_Work instruction_: Would you copy each line of the records that includes the word "datum"?

_Material for the task_:

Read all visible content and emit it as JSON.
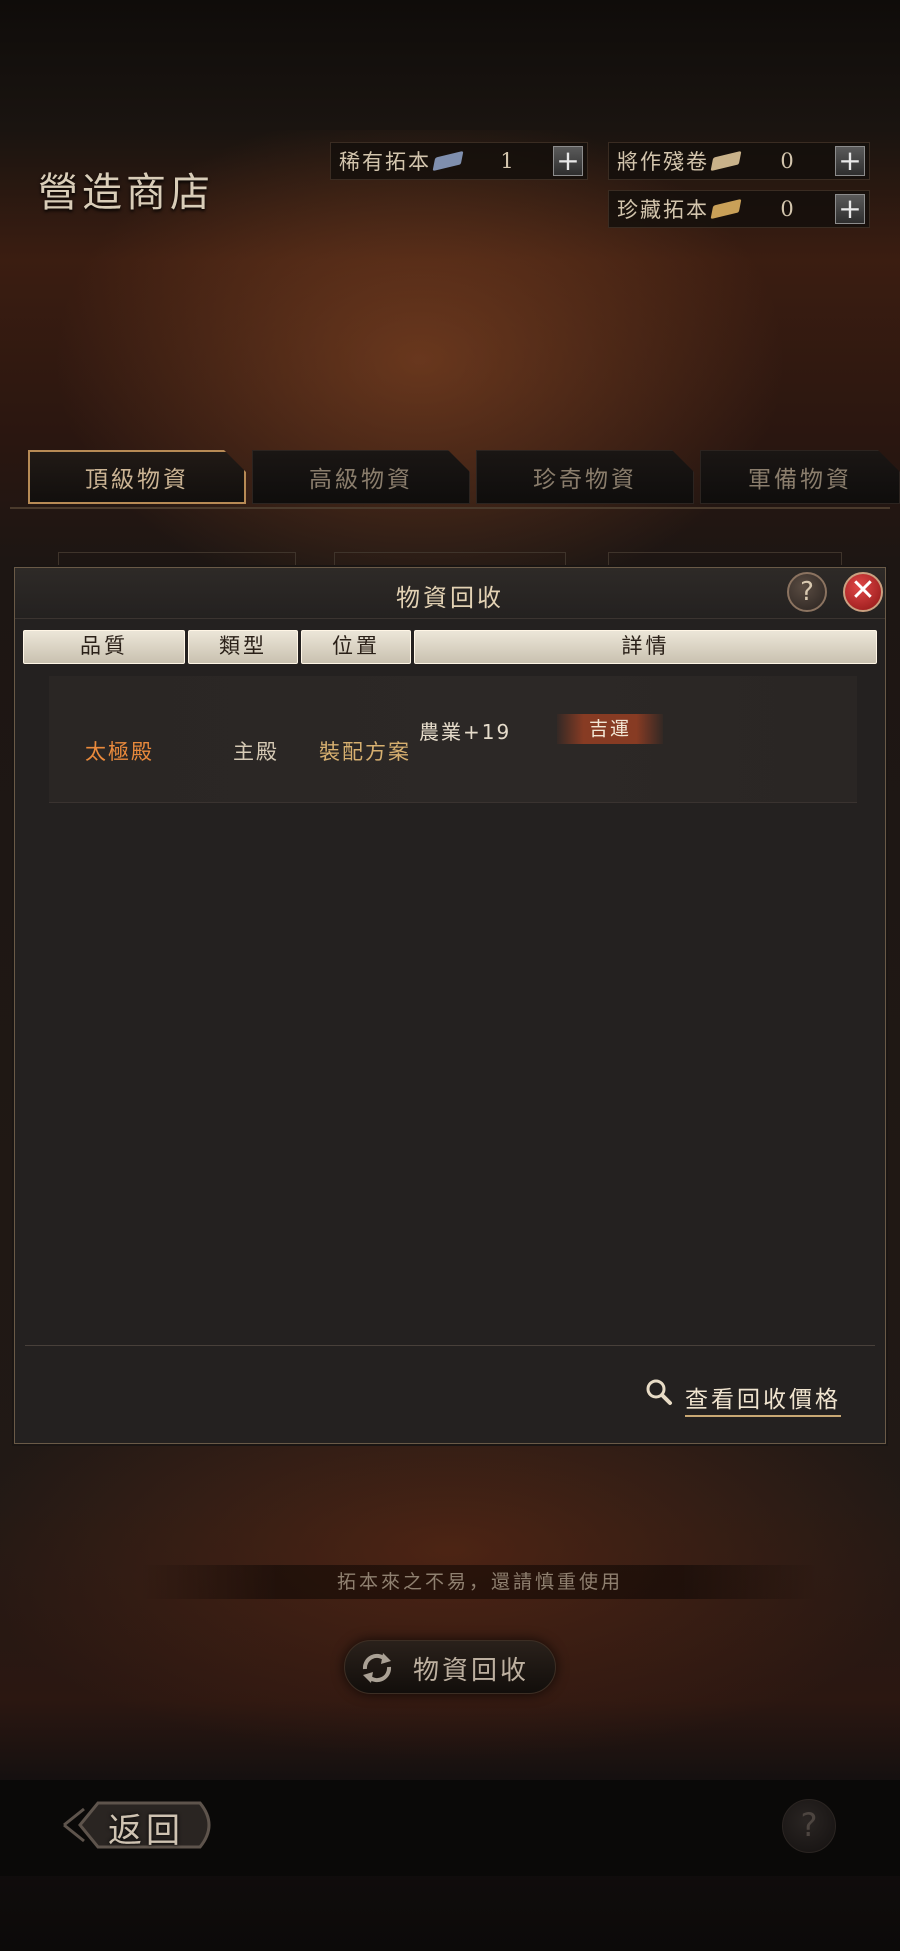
{
  "shop": {
    "title": "營造商店"
  },
  "currencies": [
    {
      "label": "稀有拓本",
      "value": "1",
      "icon": "book-icon",
      "color": "#7f8fae"
    },
    {
      "label": "將作殘卷",
      "value": "0",
      "icon": "scroll-icon",
      "color": "#c9b28a"
    },
    {
      "label": "珍藏拓本",
      "value": "0",
      "icon": "book-icon",
      "color": "#c9a058"
    }
  ],
  "plus_symbol": "+",
  "tabs": [
    "頂級物資",
    "高級物資",
    "珍奇物資",
    "軍備物資"
  ],
  "active_tab": 0,
  "dialog": {
    "title": "物資回收",
    "help_symbol": "?",
    "close_symbol": "✕",
    "columns": [
      "品質",
      "類型",
      "位置",
      "詳情"
    ],
    "rows": [
      {
        "quality": "太極殿",
        "quality_color": "#ea8a3c",
        "type": "主殿",
        "position": "裝配方案",
        "detail": "農業+19",
        "tag": "吉運"
      }
    ],
    "check_price": "查看回收價格"
  },
  "hint": "拓本來之不易，還請慎重使用",
  "recycle_button": "物資回收",
  "back_button": "返回",
  "bottom_help": "?"
}
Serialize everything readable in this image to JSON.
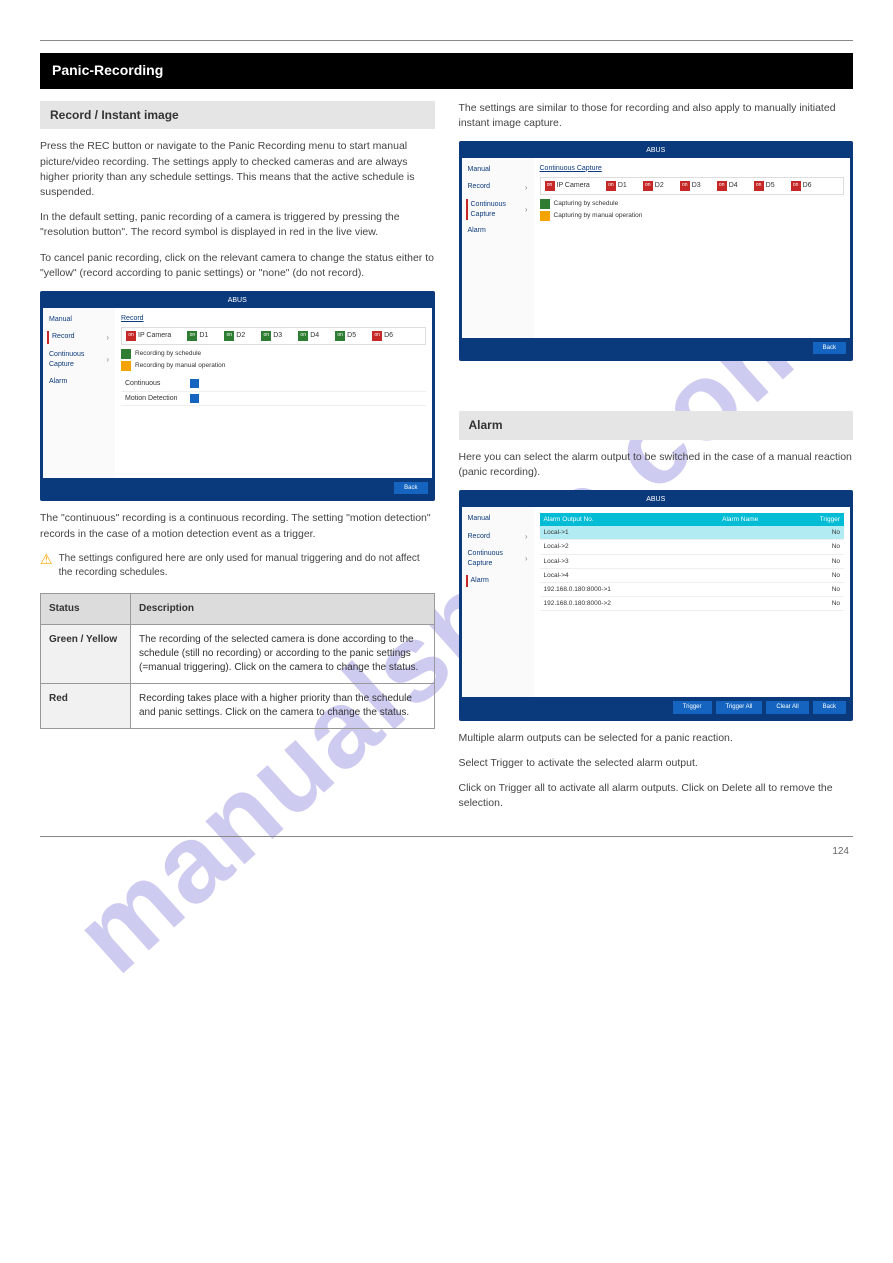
{
  "watermark": "manualshive.com",
  "page_number": "124",
  "black_bar_title": "Panic-Recording",
  "left": {
    "section_title": "Record / Instant image",
    "p1": "Press the REC button or navigate to the Panic Recording menu to start manual picture/video recording. The settings apply to checked cameras and are always higher priority than any schedule settings. This means that the active schedule is suspended.",
    "p2": "In the default setting, panic recording of a camera is triggered by pressing the \"resolution button\". The record symbol is displayed in red in the live view.",
    "p3": "To cancel panic recording, click on the relevant camera to change the status either to \"yellow\" (record according to panic settings) or \"none\" (do not record).",
    "p4": "The \"continuous\" recording is a continuous recording. The setting \"motion detection\" records in the case of a motion detection event as a trigger.",
    "warning": "The settings configured here are only used for manual triggering and do not affect the recording schedules.",
    "opt_table": {
      "h1": "Status",
      "h2": "Description",
      "rows": [
        {
          "label": "Green / Yellow",
          "desc": "The recording of the selected camera is done according to the schedule (still no recording) or according to the panic settings (=manual triggering). Click on the camera to change the status."
        },
        {
          "label": "Red",
          "desc": "Recording takes place with a higher priority than the schedule and panic settings. Click on the camera to change the status."
        }
      ]
    },
    "screenshot": {
      "logo": "ABUS",
      "sidebar": [
        "Manual",
        "Record",
        "Continuous Capture",
        "Alarm"
      ],
      "active": "Record",
      "main_title": "Record",
      "cam_header": "IP Camera",
      "cameras": [
        {
          "label": "D1",
          "state": "green"
        },
        {
          "label": "D2",
          "state": "green"
        },
        {
          "label": "D3",
          "state": "green"
        },
        {
          "label": "D4",
          "state": "green"
        },
        {
          "label": "D5",
          "state": "green"
        },
        {
          "label": "D6",
          "state": "red"
        }
      ],
      "legend": [
        {
          "color": "green",
          "text": "Recording by schedule"
        },
        {
          "color": "yellow",
          "text": "Recording by manual operation"
        }
      ],
      "rows": [
        {
          "label": "Continuous",
          "checked": true
        },
        {
          "label": "Motion Detection",
          "checked": true
        }
      ],
      "back_btn": "Back"
    }
  },
  "right": {
    "cc_p1": "The settings are similar to those for recording and also apply to manually initiated instant image capture.",
    "cc_screenshot": {
      "logo": "ABUS",
      "sidebar": [
        "Manual",
        "Record",
        "Continuous Capture",
        "Alarm"
      ],
      "active": "Continuous Capture",
      "main_title": "Continuous Capture",
      "cam_header": "IP Camera",
      "cameras": [
        {
          "label": "D1",
          "state": "red"
        },
        {
          "label": "D2",
          "state": "red"
        },
        {
          "label": "D3",
          "state": "red"
        },
        {
          "label": "D4",
          "state": "red"
        },
        {
          "label": "D5",
          "state": "red"
        },
        {
          "label": "D6",
          "state": "red"
        }
      ],
      "legend": [
        {
          "color": "green",
          "text": "Capturing by schedule"
        },
        {
          "color": "yellow",
          "text": "Capturing by manual operation"
        }
      ],
      "back_btn": "Back"
    },
    "alarm_title": "Alarm",
    "alarm_p1": "Here you can select the alarm output to be switched in the case of a manual reaction (panic recording).",
    "alarm_p2": "Multiple alarm outputs can be selected for a panic reaction.",
    "alarm_p3": "Select Trigger to activate the selected alarm output.",
    "alarm_p4": "Click on Trigger all to activate all alarm outputs. Click on Delete all to remove the selection.",
    "alarm_screenshot": {
      "logo": "ABUS",
      "sidebar": [
        "Manual",
        "Record",
        "Continuous Capture",
        "Alarm"
      ],
      "active": "Alarm",
      "table": {
        "headers": [
          "Alarm Output No.",
          "Alarm Name",
          "Trigger"
        ],
        "rows": [
          {
            "no": "Local->1",
            "name": "",
            "trigger": "No",
            "hl": true
          },
          {
            "no": "Local->2",
            "name": "",
            "trigger": "No"
          },
          {
            "no": "Local->3",
            "name": "",
            "trigger": "No"
          },
          {
            "no": "Local->4",
            "name": "",
            "trigger": "No"
          },
          {
            "no": "192.168.0.180:8000->1",
            "name": "",
            "trigger": "No"
          },
          {
            "no": "192.168.0.180:8000->2",
            "name": "",
            "trigger": "No"
          }
        ]
      },
      "buttons": [
        "Trigger",
        "Trigger All",
        "Clear All",
        "Back"
      ]
    }
  }
}
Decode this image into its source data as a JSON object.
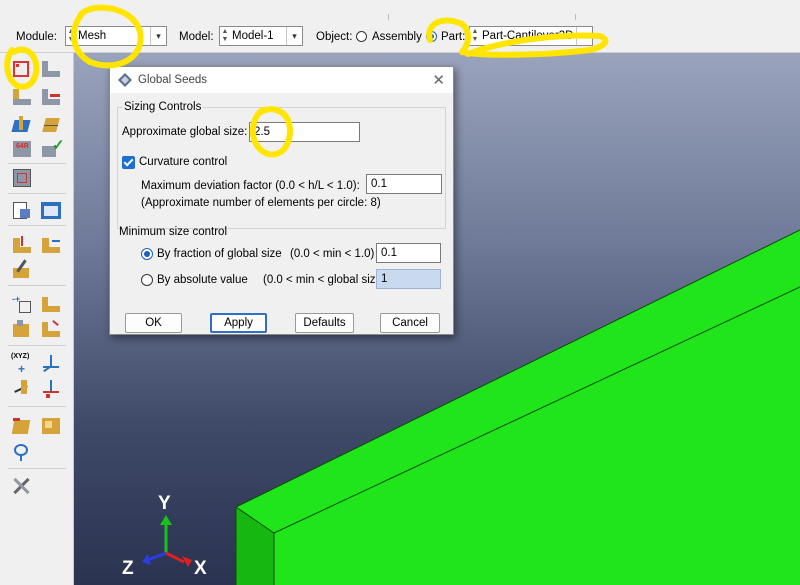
{
  "context_bar": {
    "module_label": "Module:",
    "module_value": "Mesh",
    "model_label": "Model:",
    "model_value": "Model-1",
    "object_label": "Object:",
    "assembly_label": "Assembly",
    "part_label": "Part:",
    "part_value": "Part-Cantilever3D",
    "selected_object": "Part"
  },
  "toolbox": {
    "tools": [
      "seed-part-icon",
      "seed-edges-icon",
      "assign-mesh-controls-icon",
      "seed-edge-biased-icon",
      "assign-element-type-icon",
      "mesh-part-icon",
      "verify-mesh-icon",
      "delete-mesh-icon",
      "mesh-region-icon",
      "query-info-icon",
      "mesh-stats-icon",
      "create-partition-icon",
      "partition-face-icon",
      "virtual-topology-icon",
      "edit-mesh-icon",
      "datum-icon",
      "create-datum-point-icon",
      "create-datum-axis-icon",
      "datum-csys-icon",
      "datum-plane-icon",
      "datum-point-on-line-icon",
      "offset-mesh-icon",
      "dependent-part-icon",
      "section-icon",
      "tools-icon"
    ]
  },
  "dialog": {
    "title": "Global Seeds",
    "sizing_controls_label": "Sizing Controls",
    "approx_size_label": "Approximate global size:",
    "approx_size_value": "2.5",
    "curvature_label": "Curvature control",
    "curvature_checked": true,
    "max_dev_label": "Maximum deviation factor (0.0 < h/L < 1.0):",
    "max_dev_value": "0.1",
    "approx_elements_note": "(Approximate number of elements per circle: 8)",
    "min_size_label": "Minimum size control",
    "by_fraction_label": "By fraction of global size",
    "by_fraction_range": "(0.0 < min < 1.0)",
    "by_fraction_value": "0.1",
    "by_absolute_label": "By absolute value",
    "by_absolute_range": "(0.0 < min < global size)",
    "by_absolute_value": "1",
    "selected_min_mode": "fraction",
    "buttons": {
      "ok": "OK",
      "apply": "Apply",
      "defaults": "Defaults",
      "cancel": "Cancel"
    }
  },
  "viewport": {
    "triad": {
      "y": "Y",
      "z": "Z",
      "x": "X"
    },
    "part_color": "#1fe51a",
    "part_color_dark": "#15b810",
    "background_top": "#9aa3bc",
    "background_bottom": "#2a3350"
  },
  "annotation_color": "#ffe500"
}
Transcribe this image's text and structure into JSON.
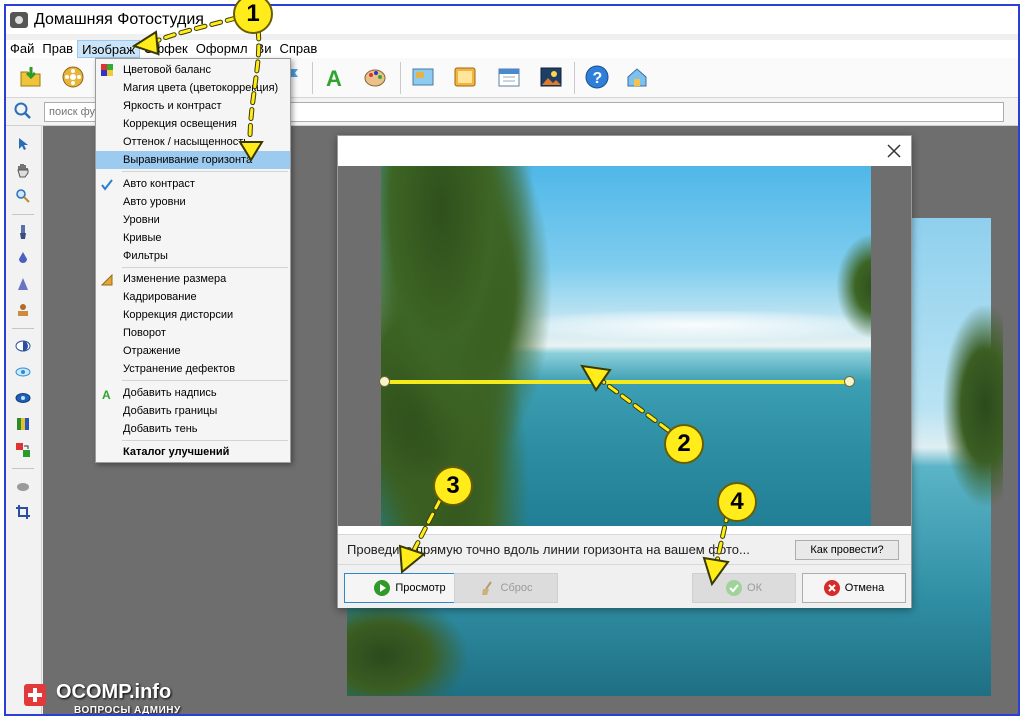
{
  "window": {
    "title": "Домашняя Фотостудия"
  },
  "menubar": {
    "items": [
      {
        "label": "Фай"
      },
      {
        "label": "Прав"
      },
      {
        "label": "Изображ"
      },
      {
        "label": "Эффек"
      },
      {
        "label": "Оформл"
      },
      {
        "label": "Ви"
      },
      {
        "label": "Справ"
      }
    ]
  },
  "search": {
    "placeholder": "поиск фу"
  },
  "image_menu": {
    "items": [
      {
        "label": "Цветовой баланс"
      },
      {
        "label": "Магия цвета (цветокоррекция)"
      },
      {
        "label": "Яркость и контраст"
      },
      {
        "label": "Коррекция освещения"
      },
      {
        "label": "Оттенок / насыщенность"
      },
      {
        "label": "Выравнивание горизонта"
      },
      {
        "label": "Авто контраст"
      },
      {
        "label": "Авто уровни"
      },
      {
        "label": "Уровни"
      },
      {
        "label": "Кривые"
      },
      {
        "label": "Фильтры"
      },
      {
        "label": "Изменение размера"
      },
      {
        "label": "Кадрирование"
      },
      {
        "label": "Коррекция дисторсии"
      },
      {
        "label": "Поворот"
      },
      {
        "label": "Отражение"
      },
      {
        "label": "Устранение дефектов"
      },
      {
        "label": "Добавить надпись"
      },
      {
        "label": "Добавить границы"
      },
      {
        "label": "Добавить тень"
      },
      {
        "label": "Каталог улучшений"
      }
    ]
  },
  "dialog": {
    "hint": "Проведите прямую точно вдоль линии горизонта на вашем фото...",
    "how_button": "Как провести?",
    "preview_button": "Просмотр",
    "reset_button": "Сброс",
    "ok_button": "ОК",
    "cancel_button": "Отмена"
  },
  "callouts": [
    "1",
    "2",
    "3",
    "4"
  ],
  "watermark": {
    "brand": "OCOMP.info",
    "subtitle": "ВОПРОСЫ АДМИНУ"
  },
  "colors": {
    "accent_yellow": "#ffec1a",
    "menu_highlight": "#9ccbef",
    "frame_border": "#2a3fd6",
    "horizon_line": "#f4ea1c"
  }
}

_Response for this exercise_:
      "datum-icon",
      "create-datum-point-icon",
      "create-datum-axis-icon",
      "datum-csys-icon",
      "datum-plane-icon",
      "datum-point-on-line-icon",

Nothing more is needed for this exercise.